The feed ramp is cut wide and deep, past .400", which is a good thing and also rarely seen on production 1911s. It is far more common to see shallow, narrow feed ramps which will feed ok with ball, but may be a bit hit or miss with different hollow points. This feed ramp geometry should handle all types of ammunition quite well. The barrel is throated well, with good geometry and surface finish at the mouth of the chamber. he feed ramp does exhibit some minor but noticeable machining marks. I will be interested to see how these fare once they get dirty or are fed hollow points.
It may be a bit hard to tell from this photo, but the plunger spring actually has a bit of a dogleg in it. This feature, specified on the GI print, is nice for keeping the plunger and spring from being ejected from the gun when you remove the thumb safety. This is also a feature not often seen in production guns.
The remainder of the internals is the same as seen on previous generations of S&W 1911s, and are unremarkable. They are MIM, and feature clean surface finish and consistent geometry. This is to be expected at this price point, and certainly not a showstopper by any measure.
One of the big production changes for the E Series was a fitted trigger. Here you can see that the trigger was fitted on the top of the pad. It fits well in the frame with no excessive play.
The plunger tube is properly staked into the frame.
An interesting by product of redesigning the frame for modern machining practices is the opportunity to get rid of a few stress risers and unnecessary sharp corners inside the frame. Note the areas at the back of the frame are all machined with round borders instead of sharp 90 degree corners.
The fish scale style grasping grooves, a carry over from Performance Center 1911s and now seen on the M&P's, is distinctive looking and makes for an effective grasping surface.
The factory E grips weren't working for me, nor were the hex head grip screws. A trip to the 10-8 inventory yielded a set of Dirty Olive G10 grips and some GI pattern grip screws.

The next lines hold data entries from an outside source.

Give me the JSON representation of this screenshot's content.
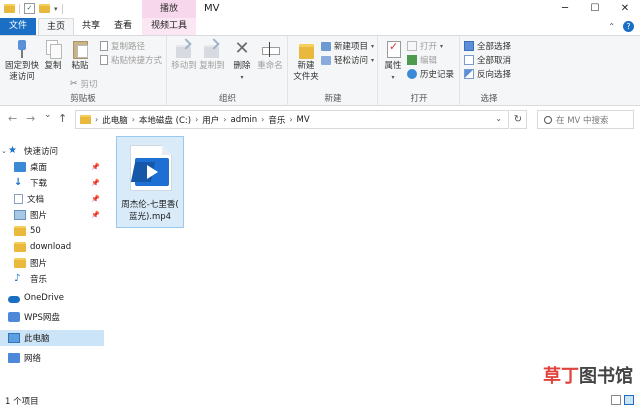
{
  "titlebar": {
    "context_tab_header": "播放",
    "window_title": "MV",
    "quick_access_check": "✓",
    "minimize": "─",
    "maximize": "☐",
    "close": "✕"
  },
  "tabs": {
    "file": "文件",
    "home": "主页",
    "share": "共享",
    "view": "查看",
    "video_tools": "视频工具",
    "help": "?"
  },
  "ribbon": {
    "clipboard": {
      "label": "剪贴板",
      "pin_quick_access": "固定到快\n速访问",
      "copy": "复制",
      "paste": "粘贴",
      "copy_path": "复制路径",
      "paste_shortcut": "粘贴快捷方式",
      "cut": "剪切"
    },
    "organize": {
      "label": "组织",
      "move_to": "移动到",
      "copy_to": "复制到",
      "delete": "删除",
      "rename": "重命名"
    },
    "new": {
      "label": "新建",
      "new_folder": "新建\n文件夹",
      "new_item": "新建项目",
      "easy_access": "轻松访问"
    },
    "open": {
      "label": "打开",
      "properties": "属性",
      "open": "打开",
      "edit": "编辑",
      "history": "历史记录"
    },
    "select": {
      "label": "选择",
      "select_all": "全部选择",
      "select_none": "全部取消",
      "invert": "反向选择"
    }
  },
  "navigation": {
    "back": "←",
    "forward": "→",
    "recent": "⌄",
    "up": "↑",
    "breadcrumb": [
      "此电脑",
      "本地磁盘 (C:)",
      "用户",
      "admin",
      "音乐",
      "MV"
    ],
    "refresh": "↻",
    "search_placeholder": "在 MV 中搜索"
  },
  "sidebar": {
    "items": [
      {
        "label": "快速访问",
        "icon": "star-icon"
      },
      {
        "label": "桌面",
        "icon": "desktop-icon",
        "pinned": true
      },
      {
        "label": "下载",
        "icon": "download-icon",
        "pinned": true
      },
      {
        "label": "文档",
        "icon": "document-icon",
        "pinned": true
      },
      {
        "label": "图片",
        "icon": "picture-icon",
        "pinned": true
      },
      {
        "label": "50",
        "icon": "folder-icon"
      },
      {
        "label": "download",
        "icon": "folder-icon"
      },
      {
        "label": "图片",
        "icon": "folder-icon"
      },
      {
        "label": "音乐",
        "icon": "music-icon"
      },
      {
        "label": "OneDrive",
        "icon": "cloud-icon"
      },
      {
        "label": "WPS网盘",
        "icon": "wps-cloud-icon"
      },
      {
        "label": "此电脑",
        "icon": "computer-icon",
        "selected": true
      },
      {
        "label": "网络",
        "icon": "network-icon"
      }
    ]
  },
  "files": [
    {
      "name": "周杰伦-七里香(蓝光).mp4",
      "name_line1": "周杰伦-七里香(",
      "name_line2": "蓝光).mp4",
      "type": "video-file-icon"
    }
  ],
  "status": {
    "item_count": "1 个项目"
  },
  "watermark": {
    "part1": "草丁",
    "part2": "图书馆"
  },
  "colors": {
    "accent": "#1a6fc4",
    "selection": "#cce4f7",
    "context_tab": "#f7d7ec",
    "watermark": "#e0433b"
  }
}
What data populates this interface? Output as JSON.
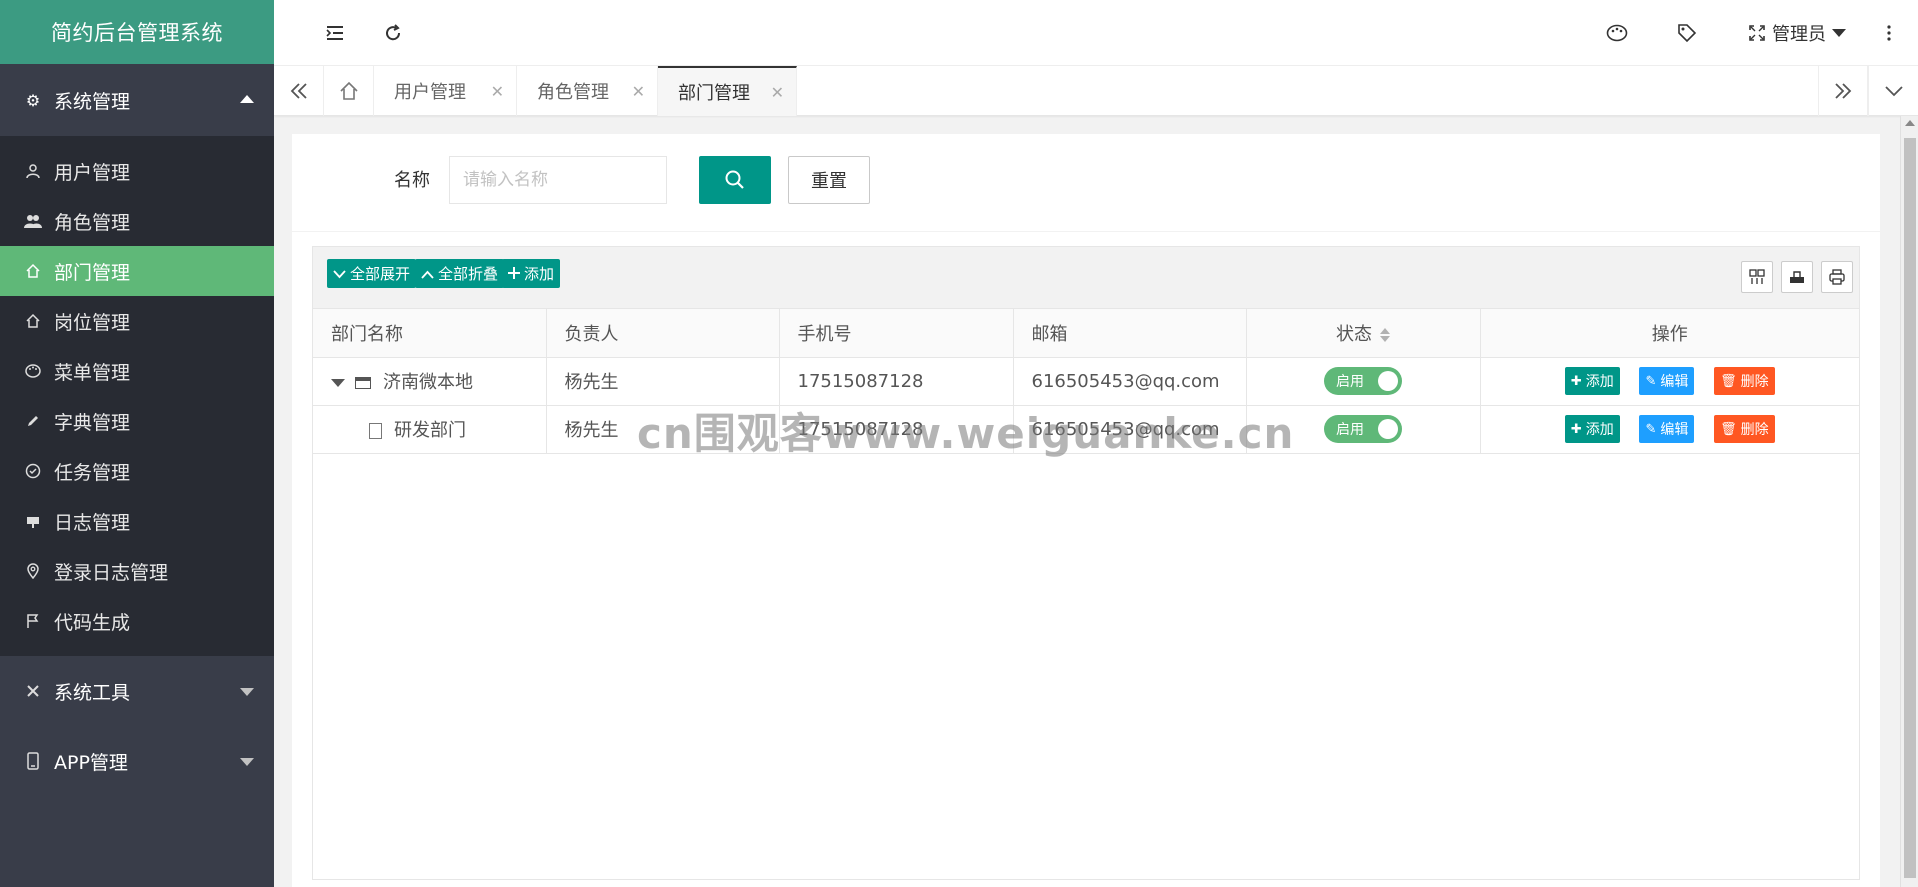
{
  "app": {
    "logo": "简约后台管理系统"
  },
  "sidebar": {
    "group_system": {
      "label": "系统管理"
    },
    "items": [
      {
        "label": "用户管理",
        "icon": "user-icon"
      },
      {
        "label": "角色管理",
        "icon": "users-icon"
      },
      {
        "label": "部门管理",
        "icon": "home-icon"
      },
      {
        "label": "岗位管理",
        "icon": "home-icon"
      },
      {
        "label": "菜单管理",
        "icon": "palette-icon"
      },
      {
        "label": "字典管理",
        "icon": "pencil-icon"
      },
      {
        "label": "任务管理",
        "icon": "check-circle-icon"
      },
      {
        "label": "日志管理",
        "icon": "log-icon"
      },
      {
        "label": "登录日志管理",
        "icon": "location-icon"
      },
      {
        "label": "代码生成",
        "icon": "flag-icon"
      }
    ],
    "group_tools": {
      "label": "系统工具"
    },
    "group_app": {
      "label": "APP管理"
    }
  },
  "header": {
    "user_label": "管理员"
  },
  "tabs": [
    {
      "label": "用户管理"
    },
    {
      "label": "角色管理"
    },
    {
      "label": "部门管理"
    }
  ],
  "search": {
    "label": "名称",
    "placeholder": "请输入名称",
    "reset_label": "重置"
  },
  "toolbar": {
    "expand_all": "全部展开",
    "collapse_all": "全部折叠",
    "add": "添加"
  },
  "table": {
    "headers": [
      "部门名称",
      "负责人",
      "手机号",
      "邮箱",
      "状态",
      "操作"
    ],
    "rows": [
      {
        "name": "济南微本地",
        "leader": "杨先生",
        "phone": "17515087128",
        "email": "616505453@qq.com",
        "status": "启用"
      },
      {
        "name": "研发部门",
        "leader": "杨先生",
        "phone": "17515087128",
        "email": "616505453@qq.com",
        "status": "启用"
      }
    ],
    "actions": {
      "add": "添加",
      "edit": "编辑",
      "delete": "删除"
    }
  },
  "watermark": "cn围观客www.weiguanke.cn",
  "colors": {
    "primary": "#009688",
    "active_menu": "#5fb878",
    "sidebar": "#393d49",
    "logo_bg": "#3c9b82",
    "edit": "#1e9fff",
    "delete": "#ff5722"
  }
}
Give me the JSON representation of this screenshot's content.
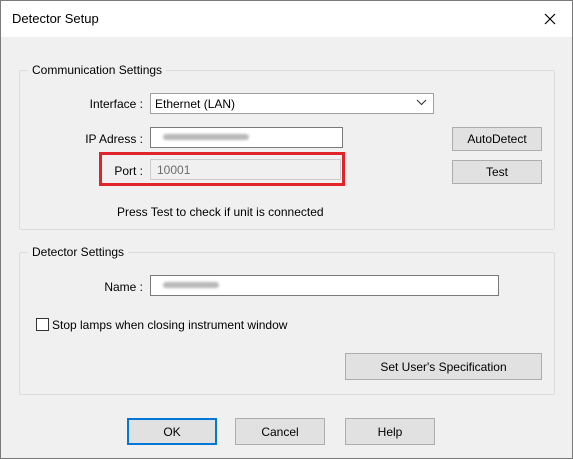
{
  "window": {
    "title": "Detector Setup",
    "close_icon": "close-icon"
  },
  "communication": {
    "group_title": "Communication Settings",
    "interface_label": "Interface :",
    "interface_value": "Ethernet (LAN)",
    "ip_label": "IP Adress :",
    "port_label": "Port :",
    "port_value": "10001",
    "autodetect_label": "AutoDetect",
    "test_label": "Test",
    "hint": "Press Test to check if unit is connected"
  },
  "detector": {
    "group_title": "Detector Settings",
    "name_label": "Name :",
    "stop_lamps_label": "Stop lamps when closing instrument window",
    "stop_lamps_checked": false,
    "spec_button_label": "Set User's Specification"
  },
  "footer": {
    "ok_label": "OK",
    "cancel_label": "Cancel",
    "help_label": "Help"
  },
  "colors": {
    "highlight": "#e0242a",
    "accent": "#0078d7"
  }
}
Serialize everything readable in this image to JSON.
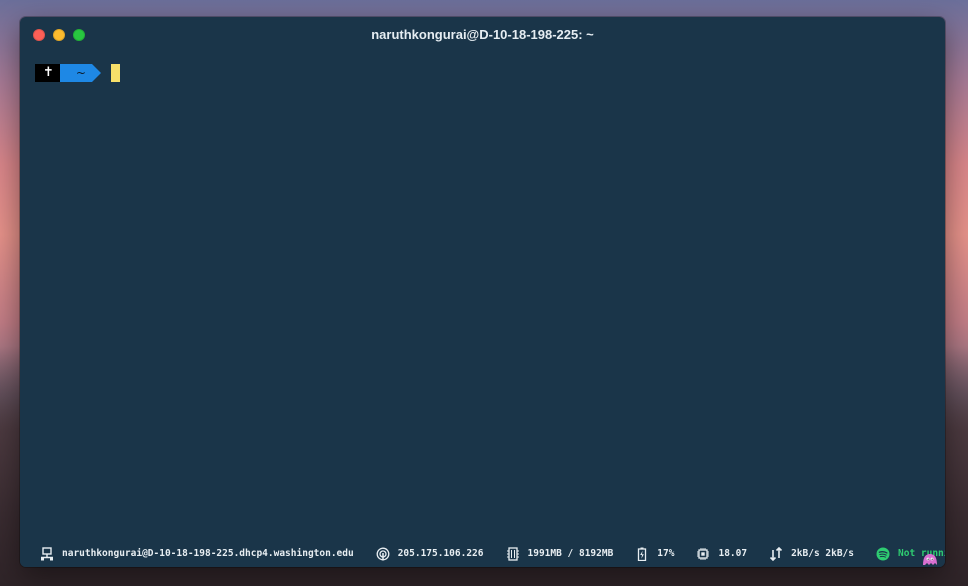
{
  "window": {
    "title": "naruthkongurai@D-10-18-198-225: ~"
  },
  "prompt": {
    "user_symbol": "✝",
    "directory": "~"
  },
  "statusbar": {
    "host": "naruthkongurai@D-10-18-198-225.dhcp4.washington.edu",
    "ip": "205.175.106.226",
    "memory": "1991MB / 8192MB",
    "battery": "17%",
    "cpu": "18.07",
    "network": "2kB/s 2kB/s",
    "spotify": "Not running"
  },
  "colors": {
    "terminal_bg": "#1a3549",
    "cursor": "#f7e06a",
    "dir_segment": "#1e88e5",
    "spotify_green": "#2ecc71"
  }
}
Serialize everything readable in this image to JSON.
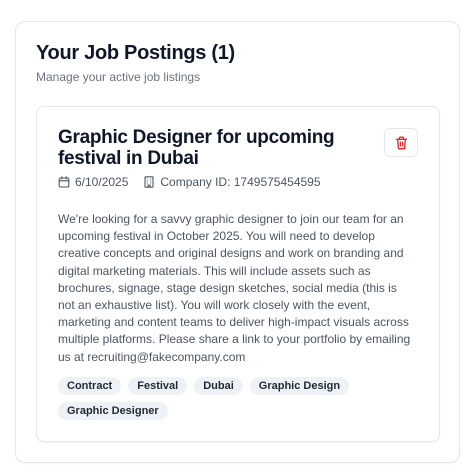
{
  "section": {
    "title": "Your Job Postings (1)",
    "subtitle": "Manage your active job listings"
  },
  "job": {
    "title": "Graphic Designer for upcoming festival in Dubai",
    "date": "6/10/2025",
    "company_id": "Company ID: 1749575454595",
    "description": "We're looking for a savvy graphic designer to join our team for an upcoming festival in October 2025. You will need to develop creative concepts and original designs and work on branding and digital marketing materials. This will include assets such as brochures, signage, stage design sketches, social media (this is not an exhaustive list). You will work closely with the event, marketing and content teams to deliver high-impact visuals across multiple platforms. Please share a link to your portfolio by emailing us at recruiting@fakecompany.com",
    "tags": [
      "Contract",
      "Festival",
      "Dubai",
      "Graphic Design",
      "Graphic Designer"
    ]
  },
  "icons": {
    "delete": "trash-icon",
    "date": "calendar-icon",
    "company": "building-icon"
  },
  "colors": {
    "delete_icon": "#dc2626",
    "tag_bg": "#eef2f7",
    "muted_text": "#6b7280"
  }
}
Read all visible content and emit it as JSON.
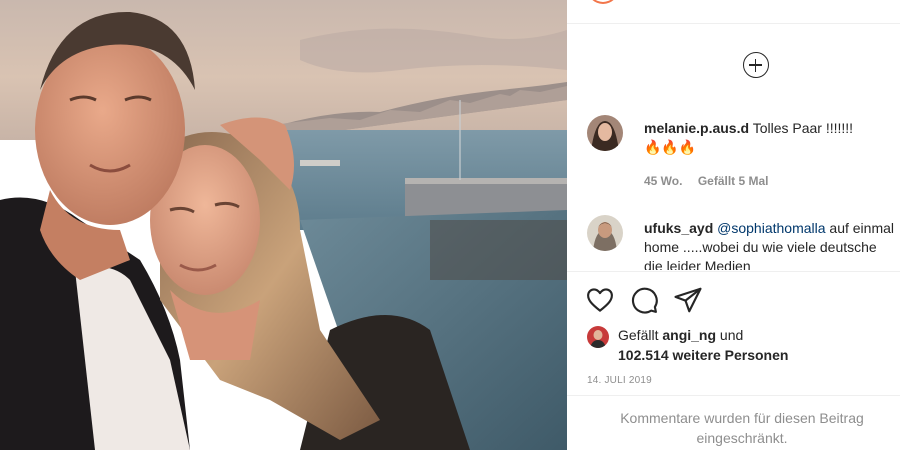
{
  "photo": {
    "icon": "post-photo"
  },
  "comments": [
    {
      "username": "melanie.p.aus.d",
      "text": "Tolles Paar !!!!!!!",
      "emoji": "🔥🔥🔥",
      "age": "45 Wo.",
      "likes": "Gefällt 5 Mal"
    },
    {
      "username": "ufuks_ayd",
      "mention": "@sophiathomalla",
      "text": "auf einmal home .....wobei du wie viele deutsche die leider Medien"
    }
  ],
  "actions": {
    "icons": [
      "heart-icon",
      "comment-icon",
      "share-icon"
    ]
  },
  "likes": {
    "prefix": "Gefällt",
    "user": "angi_ng",
    "conjunction": "und",
    "count_text": "102.514 weitere Personen"
  },
  "date": "14. JULI 2019",
  "comments_restricted": "Kommentare wurden für diesen Beitrag eingeschränkt.",
  "colors": {
    "text": "#262626",
    "secondary": "#8e8e8e",
    "mention": "#00376b",
    "separator": "#efefef"
  }
}
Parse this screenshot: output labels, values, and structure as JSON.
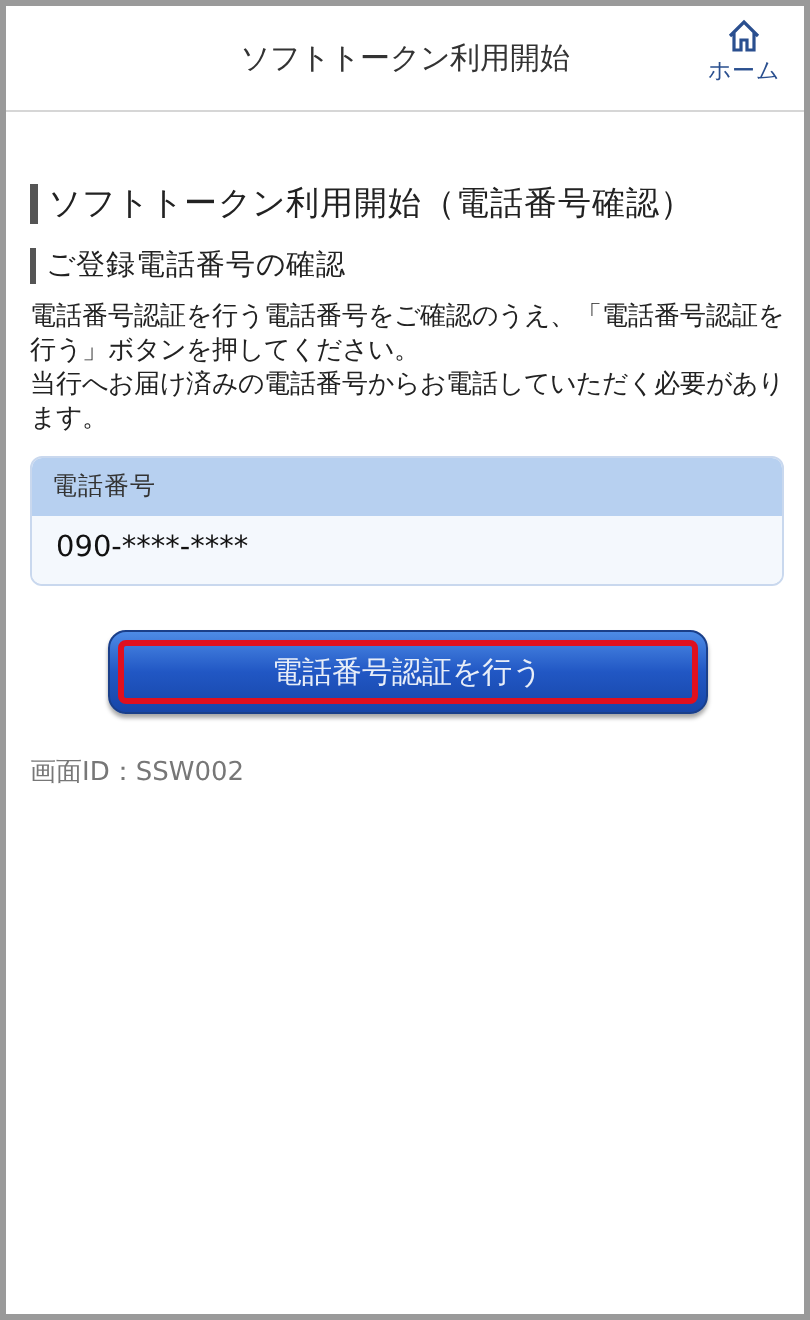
{
  "header": {
    "title": "ソフトトークン利用開始",
    "home_label": "ホーム"
  },
  "page_title": "ソフトトークン利用開始（電話番号確認）",
  "section_title": "ご登録電話番号の確認",
  "paragraphs": [
    "電話番号認証を行う電話番号をご確認のうえ、「電話番号認証を行う」ボタンを押してください。",
    "当行へお届け済みの電話番号からお電話していただく必要があります。"
  ],
  "phone_panel": {
    "label": "電話番号",
    "value": "090-****-****"
  },
  "button": {
    "label": "電話番号認証を行う",
    "highlighted": true
  },
  "screen_id": "画面ID：SSW002"
}
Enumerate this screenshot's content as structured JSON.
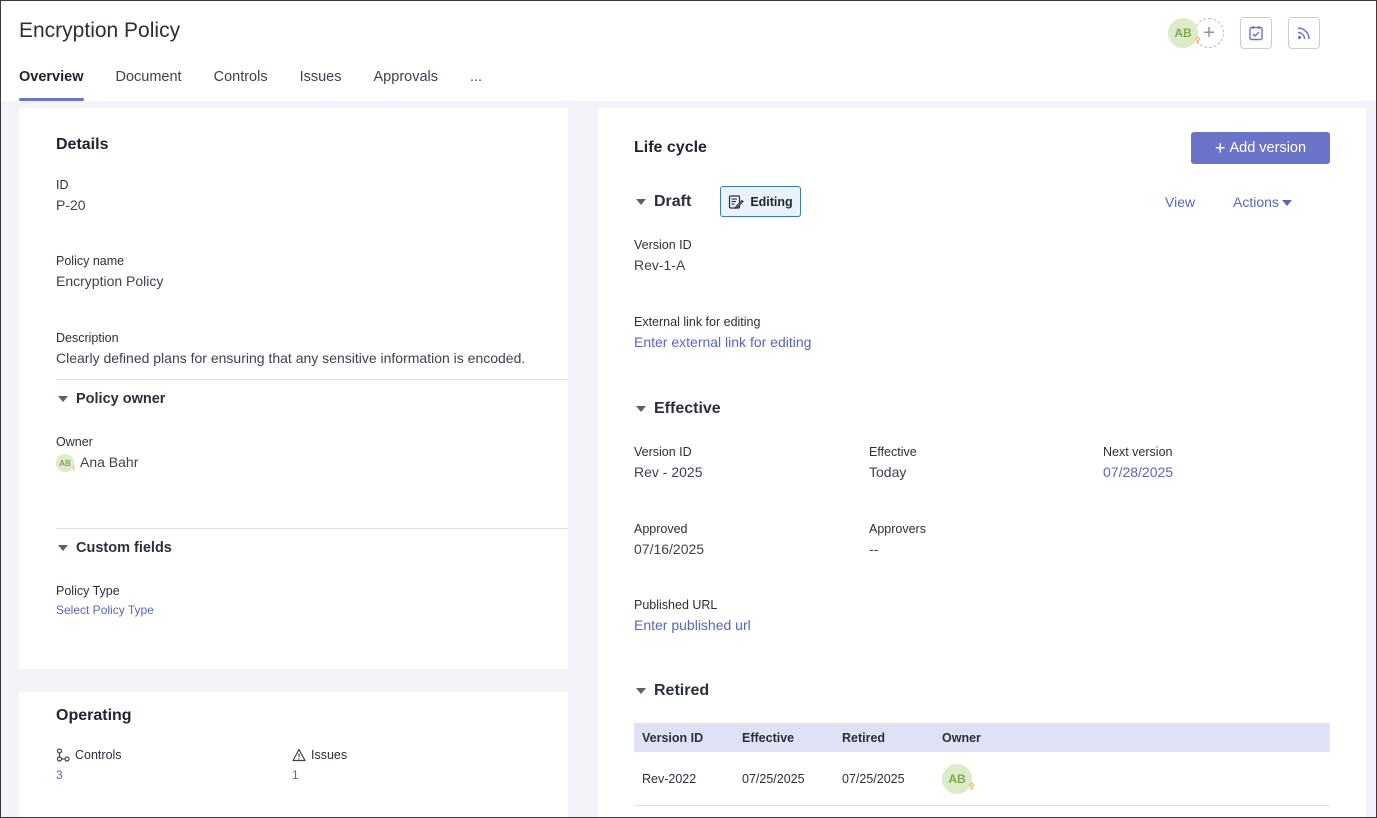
{
  "header": {
    "title": "Encryption Policy",
    "tabs": [
      {
        "label": "Overview",
        "active": true
      },
      {
        "label": "Document"
      },
      {
        "label": "Controls"
      },
      {
        "label": "Issues"
      },
      {
        "label": "Approvals"
      },
      {
        "label": "..."
      }
    ],
    "avatar_initials": "AB",
    "icons": [
      "add-person-icon",
      "task-calendar-icon",
      "rss-feed-icon"
    ]
  },
  "details": {
    "title": "Details",
    "id_label": "ID",
    "id_value": "P-20",
    "name_label": "Policy name",
    "name_value": "Encryption Policy",
    "desc_label": "Description",
    "desc_value": "Clearly defined plans for ensuring that any sensitive information is encoded.",
    "owner_section": "Policy owner",
    "owner_label": "Owner",
    "owner_initials": "AB",
    "owner_name": "Ana Bahr",
    "custom_section": "Custom fields",
    "policy_type_label": "Policy Type",
    "policy_type_link": "Select Policy Type"
  },
  "operating": {
    "title": "Operating",
    "controls_label": "Controls",
    "controls_count": "3",
    "issues_label": "Issues",
    "issues_count": "1"
  },
  "lifecycle": {
    "title": "Life cycle",
    "add_version": "Add version",
    "draft": {
      "title": "Draft",
      "badge": "Editing",
      "view": "View",
      "actions": "Actions",
      "version_label": "Version ID",
      "version_value": "Rev-1-A",
      "ext_label": "External link for editing",
      "ext_link": "Enter external link for editing"
    },
    "effective": {
      "title": "Effective",
      "version_label": "Version ID",
      "version_value": "Rev - 2025",
      "effective_label": "Effective",
      "effective_value": "Today",
      "next_label": "Next version",
      "next_value": "07/28/2025",
      "approved_label": "Approved",
      "approved_value": "07/16/2025",
      "approvers_label": "Approvers",
      "approvers_value": "--",
      "url_label": "Published URL",
      "url_link": "Enter published url"
    },
    "retired": {
      "title": "Retired",
      "columns": [
        "Version ID",
        "Effective",
        "Retired",
        "Owner"
      ],
      "rows": [
        {
          "version": "Rev-2022",
          "effective": "07/25/2025",
          "retired": "07/25/2025",
          "owner_initials": "AB"
        }
      ]
    }
  },
  "colors": {
    "accent": "#6b74c9",
    "link": "#5865c0",
    "avatar_bg": "#dcebc8",
    "avatar_text": "#7cab4a",
    "key": "#f0a63a"
  }
}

Overall, I must say that I am quite impressed with the execution of the E Series. For under $900 street price, it would seem to be a pretty screaming deal. The gun has the most thorough dehorn job I have seen on a factory gun, and the only sharp edge I could find on the gun was at the back of the slide stop. While the benchtop exam went very well, the proof will be in test firing. Follow it here and on Facebook.
Posted by Hilton at 1:24 AM